This is purely US-centric: other countries have different funding models. This is also from the perspective of an academic with a Ph.D, rather than a graduate student
As Jamie and Peter point out, the primary purpose of funding is to support graduate students. A secondary purpose is to support yourself during the summer. It's not widely known, but most US-based academics aren't paid for the 3 months of summer, and use grant money as salary for those months (I'll not discuss the limitations of NSF vs DARPA etc etc).
So you say, "I don't need students, I'll just work with colleagues". Great ! but then you need money to visit them. Without grant money, you have to wait your turn for whatever meager departmental funds might be available for travel (usually minimal).
So you then say "Fine ! I'll use skype and email to collaborate". Great ! but then you need to travel to a conference to give a talk.
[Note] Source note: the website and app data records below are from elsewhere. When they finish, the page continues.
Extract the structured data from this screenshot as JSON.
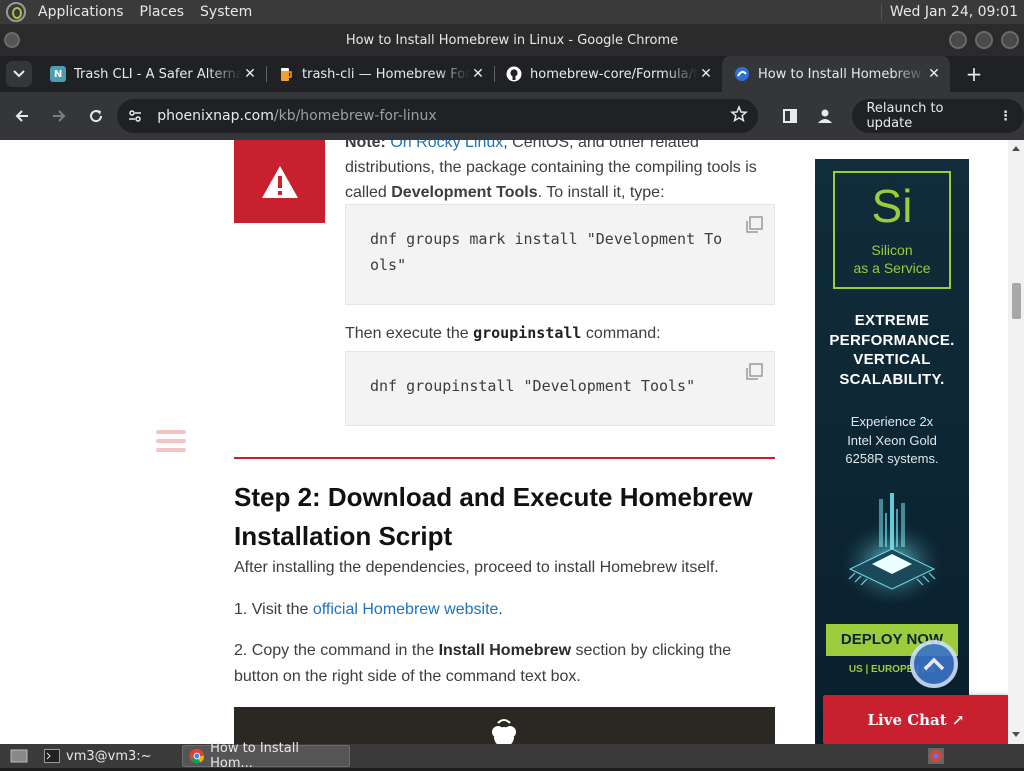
{
  "top_panel": {
    "menus": [
      "Applications",
      "Places",
      "System"
    ],
    "clock": "Wed Jan 24, 09:01"
  },
  "window": {
    "title": "How to Install Homebrew in Linux - Google Chrome"
  },
  "tabs": [
    {
      "label": "Trash CLI - A Safer Alternative",
      "favicon": "N",
      "favicon_color": "#4aa0b0"
    },
    {
      "label": "trash-cli — Homebrew Formulae",
      "favicon": "beer-icon",
      "favicon_color": "#f0a030"
    },
    {
      "label": "homebrew-core/Formula/t",
      "favicon": "github-icon",
      "favicon_color": "#ffffff"
    },
    {
      "label": "How to Install Homebrew in Linux",
      "favicon": "phoenixnap-icon",
      "favicon_color": "#2f6fd8",
      "active": true
    }
  ],
  "toolbar": {
    "url_host": "phoenixnap.com",
    "url_path": "/kb/homebrew-for-linux",
    "relaunch_label": "Relaunch to update"
  },
  "article": {
    "note_bold": "Note:",
    "note_link1": "On Rocky Linux",
    "note_rest1": ", CentOS, and other related distributions, the package containing the compiling tools is called ",
    "note_bold2": "Development Tools",
    "note_rest2": ". To install it, type:",
    "code1_line1": "dnf groups mark install \"Development To",
    "code1_line2": "ols\"",
    "then_text1": "Then execute the ",
    "then_code": "groupinstall",
    "then_text2": " command:",
    "code2": "dnf groupinstall \"Development Tools\"",
    "heading": "Step 2: Download and Execute Homebrew Installation Script",
    "after_text": "After installing the dependencies, proceed to install Homebrew itself.",
    "step1_prefix": "1. Visit the ",
    "step1_link": "official Homebrew website",
    "step1_suffix": ".",
    "step2_prefix": "2. Copy the command in the ",
    "step2_bold": "Install Homebrew",
    "step2_suffix": " section by clicking the button on the right side of the command text box."
  },
  "ad": {
    "logo": "Si",
    "tagline_line1": "Silicon",
    "tagline_line2": "as a Service",
    "perf_line1": "EXTREME",
    "perf_line2": "PERFORMANCE.",
    "perf_line3": "VERTICAL",
    "perf_line4": "SCALABILITY.",
    "exp_line1": "Experience 2x",
    "exp_line2": "Intel Xeon Gold",
    "exp_line3": "6258R systems.",
    "cta": "DEPLOY NOW",
    "regions": "US | EUROPE | AS"
  },
  "live_chat": "Live Chat ↗",
  "taskbar": {
    "items": [
      {
        "label": "vm3@vm3:~",
        "icon": "terminal-icon"
      },
      {
        "label": "How to Install Hom...",
        "icon": "chrome-icon",
        "active": true
      }
    ]
  }
}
How do you fund that ?
So you say "Fine ! I'll just publish in journals and on the arxiv, and the brilliance of my research will shine through". Um, yeah....
If you're a junior academic, not getting funding can also affect your ability to retain your job itself. Funding is a major income source for most American universities.
None of this is ideal. But that's how the system is currently structured, dating back to Vannevar Bush, the founding of the NSF, and the mutation of the university into a research-generating enterprise.